A vaccine requirement for interstate travel has been discussed inside the Biden administration, but they’re not ready to pull the trigger. This would affect air travel the most, but also rail and bus as well.
This line in an @AP White House story is getting a lot of attention this morning. A White House official says mandating vaccines for interstate travel "is not under consideration at this moment." https://t.co/wCSkPl7sny
— davidshepardson (@davidshepardson) August 13, 2021
The President’s former Senior Advisor for Covid-19 was recently talking up vaccine requirements, or passports, as recently as Tuesday. It’s unlikely the U.S. government has a great way in the near-term to make real vaccine passports possible, since the data resides at the state level and it doesn’t seem like data integration, let alone getting all states to go along, would happen any time soon. Look at how many years it’s taken the government to bludgeon states into going along with REAL ID and not only are vaccine passports a political flashpoint but several Red State governors are facing upcoming primary challenges.
Hold on for 3 1/2 weeks and you will see…
— Andy Slavitt 🇺🇸💉 (@ASlavitt) August 11, 2021
Probably all that the federal government can do in mandating vaccination broadly, under current law, is to make it a requirement for interstate travel, just as the only thing the Biden administration has been able to do in mandating masks is for travel and even the legality of that is questionable. Congress seems unlikely to grant broader powers at this point, remember they didn’t even bother to do it as Congressional Democrats pushed the Biden administration to extend the eviction ban – preferring executive action of dubious legality when legislation could have bolstered that position.
I don’t expect a vaccination requirement to come to pass for two reasons.
- We may be peaking in the Delta wave now, so it’s unlikely to be put into place if they’re not doing it now.
- There’s a tremendous status quo bias in policy.
The Biden administration has shown little interest in shifting policy away from the measures put in place by the Trump administration, like bans of travelers from Europe and China, refusing to allow vaccinated Germans to enter the U.S. after testing negative for Covid-19 while welcoming unvaccinated Russians and Indonesians – though the rate of spread in Germany makes even an unvaccinated German less likely to spread the virus than an unvaccinated American in a bar. Similar policies towards immigration and oil (calling for more production by OPEC even as environmental goals would suggest the opposite) show the status quo bias of American politics.

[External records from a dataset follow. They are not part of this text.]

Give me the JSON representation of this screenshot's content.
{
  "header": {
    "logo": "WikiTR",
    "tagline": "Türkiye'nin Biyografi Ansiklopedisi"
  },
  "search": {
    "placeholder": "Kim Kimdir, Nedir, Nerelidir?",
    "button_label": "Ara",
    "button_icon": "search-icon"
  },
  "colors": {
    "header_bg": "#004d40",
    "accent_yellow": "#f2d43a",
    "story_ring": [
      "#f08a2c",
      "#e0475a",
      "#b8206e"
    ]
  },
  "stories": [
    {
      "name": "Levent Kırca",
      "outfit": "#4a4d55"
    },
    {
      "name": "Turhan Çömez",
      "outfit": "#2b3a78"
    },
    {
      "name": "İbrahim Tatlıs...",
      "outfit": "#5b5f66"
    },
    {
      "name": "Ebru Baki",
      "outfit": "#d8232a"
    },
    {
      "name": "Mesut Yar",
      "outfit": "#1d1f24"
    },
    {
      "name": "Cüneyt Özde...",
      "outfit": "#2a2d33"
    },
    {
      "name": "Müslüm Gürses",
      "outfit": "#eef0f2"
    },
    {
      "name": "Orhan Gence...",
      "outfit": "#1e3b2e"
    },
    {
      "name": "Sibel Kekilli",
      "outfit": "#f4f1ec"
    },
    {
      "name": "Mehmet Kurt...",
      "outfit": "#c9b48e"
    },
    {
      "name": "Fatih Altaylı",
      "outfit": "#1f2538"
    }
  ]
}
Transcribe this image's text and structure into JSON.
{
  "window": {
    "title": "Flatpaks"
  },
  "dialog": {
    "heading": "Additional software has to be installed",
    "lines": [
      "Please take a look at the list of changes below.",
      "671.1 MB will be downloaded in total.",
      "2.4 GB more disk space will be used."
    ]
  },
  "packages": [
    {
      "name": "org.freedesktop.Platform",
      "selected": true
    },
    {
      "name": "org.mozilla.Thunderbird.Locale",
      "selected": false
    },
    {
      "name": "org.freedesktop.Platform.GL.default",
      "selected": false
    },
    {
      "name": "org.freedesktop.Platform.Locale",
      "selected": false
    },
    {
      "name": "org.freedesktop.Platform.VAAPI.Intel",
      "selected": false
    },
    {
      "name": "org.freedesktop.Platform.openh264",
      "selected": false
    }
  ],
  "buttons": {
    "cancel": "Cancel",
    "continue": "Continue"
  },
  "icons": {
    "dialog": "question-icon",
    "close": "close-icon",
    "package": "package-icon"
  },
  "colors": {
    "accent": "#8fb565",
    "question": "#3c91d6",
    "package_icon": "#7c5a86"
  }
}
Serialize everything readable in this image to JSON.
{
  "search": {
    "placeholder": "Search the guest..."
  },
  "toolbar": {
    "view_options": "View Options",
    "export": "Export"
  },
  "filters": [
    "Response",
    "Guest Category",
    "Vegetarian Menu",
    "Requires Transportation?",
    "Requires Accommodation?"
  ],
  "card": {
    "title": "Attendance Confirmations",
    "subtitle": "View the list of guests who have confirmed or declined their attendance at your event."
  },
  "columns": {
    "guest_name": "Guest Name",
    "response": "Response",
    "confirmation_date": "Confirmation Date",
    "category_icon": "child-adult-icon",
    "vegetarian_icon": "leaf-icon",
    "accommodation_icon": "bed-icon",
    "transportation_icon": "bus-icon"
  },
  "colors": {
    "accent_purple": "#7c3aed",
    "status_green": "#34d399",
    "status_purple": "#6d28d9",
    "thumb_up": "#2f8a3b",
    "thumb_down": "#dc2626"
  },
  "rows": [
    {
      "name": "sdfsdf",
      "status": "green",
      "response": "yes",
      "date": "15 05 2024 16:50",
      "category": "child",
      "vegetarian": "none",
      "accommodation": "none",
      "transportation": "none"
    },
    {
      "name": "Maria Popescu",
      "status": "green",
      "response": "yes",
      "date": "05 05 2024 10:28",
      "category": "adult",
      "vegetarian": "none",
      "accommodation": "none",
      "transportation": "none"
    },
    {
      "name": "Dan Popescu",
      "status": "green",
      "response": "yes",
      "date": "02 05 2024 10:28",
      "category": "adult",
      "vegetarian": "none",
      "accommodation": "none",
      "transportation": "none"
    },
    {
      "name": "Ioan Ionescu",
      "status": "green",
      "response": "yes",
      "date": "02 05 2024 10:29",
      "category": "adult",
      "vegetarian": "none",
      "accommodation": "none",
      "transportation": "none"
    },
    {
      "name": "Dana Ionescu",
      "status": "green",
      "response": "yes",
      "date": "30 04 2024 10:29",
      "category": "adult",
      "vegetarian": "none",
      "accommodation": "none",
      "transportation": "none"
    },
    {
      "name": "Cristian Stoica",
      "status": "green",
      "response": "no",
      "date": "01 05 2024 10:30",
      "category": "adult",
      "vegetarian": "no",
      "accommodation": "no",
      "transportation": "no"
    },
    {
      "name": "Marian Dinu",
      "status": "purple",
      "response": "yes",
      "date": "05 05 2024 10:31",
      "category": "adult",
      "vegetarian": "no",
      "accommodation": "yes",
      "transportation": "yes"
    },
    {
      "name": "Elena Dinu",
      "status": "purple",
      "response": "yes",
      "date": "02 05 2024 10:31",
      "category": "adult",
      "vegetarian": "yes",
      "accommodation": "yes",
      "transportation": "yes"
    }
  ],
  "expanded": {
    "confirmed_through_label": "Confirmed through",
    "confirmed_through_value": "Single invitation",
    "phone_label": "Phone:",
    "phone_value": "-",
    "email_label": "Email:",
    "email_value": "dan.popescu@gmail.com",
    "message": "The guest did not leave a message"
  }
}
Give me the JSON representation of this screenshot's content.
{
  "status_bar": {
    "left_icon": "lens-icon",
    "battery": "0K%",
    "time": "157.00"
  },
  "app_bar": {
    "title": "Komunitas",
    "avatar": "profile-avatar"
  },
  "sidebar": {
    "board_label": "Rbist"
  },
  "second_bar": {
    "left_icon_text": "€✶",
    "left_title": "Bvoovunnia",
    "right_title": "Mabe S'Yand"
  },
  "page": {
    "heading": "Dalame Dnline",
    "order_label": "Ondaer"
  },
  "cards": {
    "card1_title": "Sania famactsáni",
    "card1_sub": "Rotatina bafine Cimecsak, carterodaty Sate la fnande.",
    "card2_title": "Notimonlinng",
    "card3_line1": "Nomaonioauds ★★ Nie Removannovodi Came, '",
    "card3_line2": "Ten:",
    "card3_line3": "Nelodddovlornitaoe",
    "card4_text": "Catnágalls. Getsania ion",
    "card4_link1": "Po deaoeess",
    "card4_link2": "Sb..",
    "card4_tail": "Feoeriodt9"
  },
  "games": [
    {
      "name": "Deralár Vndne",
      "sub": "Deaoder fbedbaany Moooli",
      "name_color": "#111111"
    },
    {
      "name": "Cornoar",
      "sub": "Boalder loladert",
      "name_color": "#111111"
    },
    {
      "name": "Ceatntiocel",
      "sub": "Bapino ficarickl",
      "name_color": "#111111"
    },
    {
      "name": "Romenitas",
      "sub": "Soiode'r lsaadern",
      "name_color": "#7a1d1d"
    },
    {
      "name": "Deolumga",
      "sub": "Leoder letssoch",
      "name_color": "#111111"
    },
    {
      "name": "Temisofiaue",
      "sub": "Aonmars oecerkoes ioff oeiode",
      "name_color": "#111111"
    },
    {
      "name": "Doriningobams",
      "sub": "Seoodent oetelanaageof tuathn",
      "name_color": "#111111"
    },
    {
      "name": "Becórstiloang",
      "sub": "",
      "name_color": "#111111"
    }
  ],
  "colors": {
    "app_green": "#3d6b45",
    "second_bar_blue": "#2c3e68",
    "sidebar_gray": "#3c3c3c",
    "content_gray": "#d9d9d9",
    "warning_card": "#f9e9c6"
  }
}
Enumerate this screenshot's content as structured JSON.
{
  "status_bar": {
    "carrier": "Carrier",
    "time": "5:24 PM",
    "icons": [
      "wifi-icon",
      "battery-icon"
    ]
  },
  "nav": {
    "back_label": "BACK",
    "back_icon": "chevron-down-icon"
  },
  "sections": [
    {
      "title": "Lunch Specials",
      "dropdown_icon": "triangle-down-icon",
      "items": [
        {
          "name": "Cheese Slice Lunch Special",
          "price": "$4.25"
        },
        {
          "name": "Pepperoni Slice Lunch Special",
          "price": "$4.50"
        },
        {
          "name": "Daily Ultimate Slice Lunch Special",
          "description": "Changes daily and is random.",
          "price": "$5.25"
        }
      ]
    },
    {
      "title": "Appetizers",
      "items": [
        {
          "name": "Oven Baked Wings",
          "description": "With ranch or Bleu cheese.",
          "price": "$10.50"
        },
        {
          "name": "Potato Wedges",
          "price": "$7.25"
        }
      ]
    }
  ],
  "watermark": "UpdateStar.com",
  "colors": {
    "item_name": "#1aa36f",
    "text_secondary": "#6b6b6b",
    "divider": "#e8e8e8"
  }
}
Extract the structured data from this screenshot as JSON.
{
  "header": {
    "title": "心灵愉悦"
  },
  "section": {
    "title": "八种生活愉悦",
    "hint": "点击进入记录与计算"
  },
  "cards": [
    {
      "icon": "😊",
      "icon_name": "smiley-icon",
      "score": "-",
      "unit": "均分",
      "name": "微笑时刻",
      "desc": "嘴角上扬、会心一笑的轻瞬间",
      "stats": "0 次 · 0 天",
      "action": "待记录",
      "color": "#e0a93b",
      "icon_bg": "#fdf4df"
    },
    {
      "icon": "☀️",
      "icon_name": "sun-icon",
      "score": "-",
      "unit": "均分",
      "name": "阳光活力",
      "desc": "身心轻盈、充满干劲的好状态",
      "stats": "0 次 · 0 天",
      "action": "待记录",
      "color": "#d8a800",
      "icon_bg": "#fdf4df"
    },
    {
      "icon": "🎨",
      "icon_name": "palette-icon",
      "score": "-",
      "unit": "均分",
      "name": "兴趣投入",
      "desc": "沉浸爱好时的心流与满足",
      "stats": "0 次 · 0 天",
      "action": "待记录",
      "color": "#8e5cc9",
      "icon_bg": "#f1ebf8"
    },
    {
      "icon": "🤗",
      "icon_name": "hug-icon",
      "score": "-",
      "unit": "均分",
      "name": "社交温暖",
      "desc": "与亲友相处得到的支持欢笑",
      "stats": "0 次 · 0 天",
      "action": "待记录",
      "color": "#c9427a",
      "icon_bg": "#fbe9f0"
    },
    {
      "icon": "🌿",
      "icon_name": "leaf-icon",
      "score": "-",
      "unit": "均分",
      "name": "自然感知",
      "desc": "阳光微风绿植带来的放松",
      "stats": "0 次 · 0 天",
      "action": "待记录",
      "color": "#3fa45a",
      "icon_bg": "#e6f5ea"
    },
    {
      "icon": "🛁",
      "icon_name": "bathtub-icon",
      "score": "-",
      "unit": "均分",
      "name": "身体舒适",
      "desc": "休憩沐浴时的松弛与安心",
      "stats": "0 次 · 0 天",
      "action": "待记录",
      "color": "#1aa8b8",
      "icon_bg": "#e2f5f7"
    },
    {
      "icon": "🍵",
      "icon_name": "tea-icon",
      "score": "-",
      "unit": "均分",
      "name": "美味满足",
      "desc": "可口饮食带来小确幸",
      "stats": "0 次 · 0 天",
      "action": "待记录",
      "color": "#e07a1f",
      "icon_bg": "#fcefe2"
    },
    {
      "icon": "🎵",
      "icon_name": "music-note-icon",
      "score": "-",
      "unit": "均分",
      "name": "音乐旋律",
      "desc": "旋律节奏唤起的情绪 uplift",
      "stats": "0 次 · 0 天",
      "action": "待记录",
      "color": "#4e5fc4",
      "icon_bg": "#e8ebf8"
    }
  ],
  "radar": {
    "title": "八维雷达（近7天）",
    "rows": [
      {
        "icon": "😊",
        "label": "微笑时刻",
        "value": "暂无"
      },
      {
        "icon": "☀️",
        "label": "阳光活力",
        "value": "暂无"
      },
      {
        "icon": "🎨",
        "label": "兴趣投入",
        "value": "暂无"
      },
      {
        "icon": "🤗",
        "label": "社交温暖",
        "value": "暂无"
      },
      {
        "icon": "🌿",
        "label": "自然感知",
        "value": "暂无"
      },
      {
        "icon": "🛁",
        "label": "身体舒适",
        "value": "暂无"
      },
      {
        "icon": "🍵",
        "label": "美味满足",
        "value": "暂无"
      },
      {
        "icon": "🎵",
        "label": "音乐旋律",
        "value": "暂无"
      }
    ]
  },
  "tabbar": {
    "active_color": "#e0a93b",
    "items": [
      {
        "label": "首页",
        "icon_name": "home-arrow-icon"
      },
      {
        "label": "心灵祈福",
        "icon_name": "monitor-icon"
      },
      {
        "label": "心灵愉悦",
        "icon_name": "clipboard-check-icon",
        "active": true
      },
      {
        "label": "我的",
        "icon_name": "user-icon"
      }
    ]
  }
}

There was no serious discussion of tying stimulus checks earlier in the year to recipients getting vaccinated. Now the Biden administration just encourages states to offer far more modest rewards. All we’re talking about is whether schools should require masks, and not whether they’re doing enough to improve ventilation, even though mask requirements generally allow for a thin strip of paper and two strings and we don’t have effectiveness data on their combating the Delta variant. We haven’t moved beyond the crudest tools to slow the spread of the virus even after 18 months.
It is far easier to keep current policies in place, even where they don’t make sense, than to implement new ones that do. And we see that across the government, for instance in delaying booster shots of Covid-19 vaccines the government prioritizes getting more first doses in arms (current policy) when they were against prioritizing first doses in arms by delaying second doses earlier in the pandemic (also status quo policy).
We may not see it at the national level in terms of cases yet, but it’s likely the Delta wave is already peaking or will in the next couple of weeks in the places that have been hit hardest like Florida and Texas. It may then move North. But if full hospitals in hot spots haven’t led the Biden administration to place restrictions on travel for the unvaccinated, it’s unlikely that further virus spread will serve as that impetus.
A vaccination requirement for travel is also not something to expect to see come out of an airline. United Airlines CEO Scott Kirby has said that’s a matter for national policy, not for airlines on their own. And he’s been willing to go the farthest in requiring it for his own employees (but the benefit is most limited for passengers when it’s only the employees who must be vaccinated).